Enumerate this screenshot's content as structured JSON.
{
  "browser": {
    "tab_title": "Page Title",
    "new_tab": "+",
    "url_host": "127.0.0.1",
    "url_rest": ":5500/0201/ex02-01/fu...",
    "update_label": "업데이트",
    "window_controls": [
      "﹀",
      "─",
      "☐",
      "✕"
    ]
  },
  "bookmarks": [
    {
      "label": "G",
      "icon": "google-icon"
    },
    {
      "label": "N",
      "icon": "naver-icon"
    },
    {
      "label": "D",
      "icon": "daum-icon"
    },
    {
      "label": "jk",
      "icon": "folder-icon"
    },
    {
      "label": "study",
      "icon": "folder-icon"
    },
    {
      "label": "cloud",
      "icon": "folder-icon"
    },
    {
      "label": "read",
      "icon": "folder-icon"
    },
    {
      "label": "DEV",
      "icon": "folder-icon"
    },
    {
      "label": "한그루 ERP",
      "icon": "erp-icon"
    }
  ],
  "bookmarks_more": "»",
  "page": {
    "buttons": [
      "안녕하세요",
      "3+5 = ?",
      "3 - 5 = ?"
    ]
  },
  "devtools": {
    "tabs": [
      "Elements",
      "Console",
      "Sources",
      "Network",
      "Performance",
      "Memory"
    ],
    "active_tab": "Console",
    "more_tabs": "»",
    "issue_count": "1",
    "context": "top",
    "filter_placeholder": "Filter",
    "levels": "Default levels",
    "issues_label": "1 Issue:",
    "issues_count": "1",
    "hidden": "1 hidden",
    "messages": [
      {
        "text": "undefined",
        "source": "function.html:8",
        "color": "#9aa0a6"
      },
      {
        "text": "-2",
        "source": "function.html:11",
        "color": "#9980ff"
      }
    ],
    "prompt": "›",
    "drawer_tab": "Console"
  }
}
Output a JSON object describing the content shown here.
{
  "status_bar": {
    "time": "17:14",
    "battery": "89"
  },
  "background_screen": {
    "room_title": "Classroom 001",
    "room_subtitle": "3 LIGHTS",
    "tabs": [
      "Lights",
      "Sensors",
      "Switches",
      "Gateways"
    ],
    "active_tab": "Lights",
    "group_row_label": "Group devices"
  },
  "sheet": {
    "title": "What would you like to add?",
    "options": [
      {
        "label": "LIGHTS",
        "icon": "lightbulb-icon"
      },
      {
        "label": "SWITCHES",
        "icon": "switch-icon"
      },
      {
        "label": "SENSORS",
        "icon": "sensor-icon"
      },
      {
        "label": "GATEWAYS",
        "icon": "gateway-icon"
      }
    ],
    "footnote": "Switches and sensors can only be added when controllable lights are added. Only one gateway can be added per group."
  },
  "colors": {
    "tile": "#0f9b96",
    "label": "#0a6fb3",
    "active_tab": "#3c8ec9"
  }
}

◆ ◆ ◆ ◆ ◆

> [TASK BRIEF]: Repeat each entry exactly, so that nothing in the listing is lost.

> [EXPECTED ANSWER]:
Enumerate this screenshot's content as structured JSON.
{
  "browser": {
    "tab_title": "Page Title",
    "new_tab": "+",
    "url_host": "127.0.0.1",
    "url_rest": ":5500/0201/ex02-01/fu...",
    "update_label": "업데이트",
    "window_controls": [
      "﹀",
      "─",
      "☐",
      "✕"
    ]
  },
  "bookmarks": [
    {
      "label": "G",
      "icon": "google-icon"
    },
    {
      "label": "N",
      "icon": "naver-icon"
    },
    {
      "label": "D",
      "icon": "daum-icon"
    },
    {
      "label": "jk",
      "icon": "folder-icon"
    },
    {
      "label": "study",
      "icon": "folder-icon"
    },
    {
      "label": "cloud",
      "icon": "folder-icon"
    },
    {
      "label": "read",
      "icon": "folder-icon"
    },
    {
      "label": "DEV",
      "icon": "folder-icon"
    },
    {
      "label": "한그루 ERP",
      "icon": "erp-icon"
    }
  ],
  "bookmarks_more": "»",
  "page": {
    "buttons": [
      "안녕하세요",
      "3+5 = ?",
      "3 - 5 = ?"
    ]
  },
  "devtools": {
    "tabs": [
      "Elements",
      "Console",
      "Sources",
      "Network",
      "Performance",
      "Memory"
    ],
    "active_tab": "Console",
    "more_tabs": "»",
    "issue_count": "1",
    "context": "top",
    "filter_placeholder": "Filter",
    "levels": "Default levels",
    "issues_label": "1 Issue:",
    "issues_count": "1",
    "hidden": "1 hidden",
    "messages": [
      {
        "text": "undefined",
        "source": "function.html:8",
        "color": "#9aa0a6"
      },
      {
        "text": "-2",
        "source": "function.html:11",
        "color": "#9980ff"
      }
    ],
    "prompt": "›",
    "drawer_tab": "Console"
  }
}
Output a JSON object describing the content shown here.
{
  "status_bar": {
    "time": "17:14",
    "battery": "89"
  },
  "background_screen": {
    "room_title": "Classroom 001",
    "room_subtitle": "3 LIGHTS",
    "tabs": [
      "Lights",
      "Sensors",
      "Switches",
      "Gateways"
    ],
    "active_tab": "Lights",
    "group_row_label": "Group devices"
  },
  "sheet": {
    "title": "What would you like to add?",
    "options": [
      {
        "label": "LIGHTS",
        "icon": "lightbulb-icon"
      },
      {
        "label": "SWITCHES",
        "icon": "switch-icon"
      },
      {
        "label": "SENSORS",
        "icon": "sensor-icon"
      },
      {
        "label": "GATEWAYS",
        "icon": "gateway-icon"
      }
    ],
    "footnote": "Switches and sensors can only be added when controllable lights are added. Only one gateway can be added per group."
  },
  "colors": {
    "tile": "#0f9b96",
    "label": "#0a6fb3",
    "active_tab": "#3c8ec9"
  }
}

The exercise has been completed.